The Israeli Security Cabinet made the decision to expand the ground offensive to carve out a Hezbollah-free zone up to the Litani river and hold it until a multinational force arrives. The Litani meanders through south Lebanon, and at some points is as far as 18 miles from the Israeli-Lebanese border.
Israel wants a strong, armed force with a mandate to confront militants, and Ramon reiterated Tuesday that Israel seeks NATO involvement. Israel feels U.N. peacekeepers, deployed in south Lebanon since 1978, are at best useless.
Up to now, several thousand soldiers had been engaged, fighting house-to-house battles with hundreds of Hezbollah fighters in Lebanese towns and villages close to the border. Last week, the Cabinet called up some 30,000 reserve soldiers, many of whom reported to their bases earlier this week to begin training.
Defense officials said they expected thousands more soldiers to be sent to Lebanon as part of the expanded offensive, which they said could last up to 10 days.
"We have reached the stage where we have to expand the operation," said Defense Minister Amir Peretz, without giving the dimensions of the next phase.
Peretz said Israel would target vehicles carrying weapons from Syria to Lebanon, but reiterated that Israel was not trying to draw Syria into the war. Israel has repeatedly accused Syria of allowing Iranian-made weapons to be shipped through its territory to Hezbollah guerrillas in Lebanon.
Syrian President Bashar Assad called on his army Monday to increase readiness to cope with "regional challenges." Travelers from Syria have reported that some reservists have been called up for military duty — a sign that Syria is concerned the fighting in Lebanon could spill over.
Hezbollah's allies Syria and Iran quietly entered the diplomacy. Egypt was pressing Syria not to try to stop an international force in the south, diplomats in Cairo said.

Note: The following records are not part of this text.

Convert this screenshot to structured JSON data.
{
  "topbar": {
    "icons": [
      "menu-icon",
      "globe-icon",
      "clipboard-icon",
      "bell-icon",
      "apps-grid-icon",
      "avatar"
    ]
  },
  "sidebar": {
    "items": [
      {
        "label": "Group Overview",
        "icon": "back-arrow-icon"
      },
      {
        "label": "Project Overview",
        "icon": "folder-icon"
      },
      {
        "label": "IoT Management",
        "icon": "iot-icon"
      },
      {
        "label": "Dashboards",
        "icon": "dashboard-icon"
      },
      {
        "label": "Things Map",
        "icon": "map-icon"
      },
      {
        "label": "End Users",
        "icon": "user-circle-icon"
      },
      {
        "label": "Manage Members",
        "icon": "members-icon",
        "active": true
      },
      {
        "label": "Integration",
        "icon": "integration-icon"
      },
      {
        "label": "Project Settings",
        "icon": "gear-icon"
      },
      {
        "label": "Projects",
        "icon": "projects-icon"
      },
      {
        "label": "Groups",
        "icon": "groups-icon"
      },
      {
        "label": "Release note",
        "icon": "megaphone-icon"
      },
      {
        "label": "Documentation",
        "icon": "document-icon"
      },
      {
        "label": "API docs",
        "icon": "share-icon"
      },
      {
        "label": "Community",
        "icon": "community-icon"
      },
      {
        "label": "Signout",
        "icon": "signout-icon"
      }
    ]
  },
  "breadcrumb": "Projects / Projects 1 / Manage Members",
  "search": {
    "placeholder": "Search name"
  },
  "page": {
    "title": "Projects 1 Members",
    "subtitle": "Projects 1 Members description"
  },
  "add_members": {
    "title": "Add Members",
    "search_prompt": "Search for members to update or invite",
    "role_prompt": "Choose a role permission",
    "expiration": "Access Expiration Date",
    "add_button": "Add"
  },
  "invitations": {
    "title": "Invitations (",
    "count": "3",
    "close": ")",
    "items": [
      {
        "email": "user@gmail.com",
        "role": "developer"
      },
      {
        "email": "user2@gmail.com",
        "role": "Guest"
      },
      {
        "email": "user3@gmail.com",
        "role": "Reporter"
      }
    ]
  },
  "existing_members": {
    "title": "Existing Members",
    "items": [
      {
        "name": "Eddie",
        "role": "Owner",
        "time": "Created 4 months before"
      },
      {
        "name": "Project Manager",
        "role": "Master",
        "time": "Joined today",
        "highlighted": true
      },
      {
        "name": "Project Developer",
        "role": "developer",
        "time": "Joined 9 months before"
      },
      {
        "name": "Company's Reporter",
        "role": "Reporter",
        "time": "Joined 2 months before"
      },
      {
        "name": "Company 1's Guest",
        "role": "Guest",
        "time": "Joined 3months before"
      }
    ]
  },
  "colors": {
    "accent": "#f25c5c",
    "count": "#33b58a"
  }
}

Iran's foreign minister pulled into Beirut for talks with his French and Lebanese counterparts.
The Associated Press contributed to this report.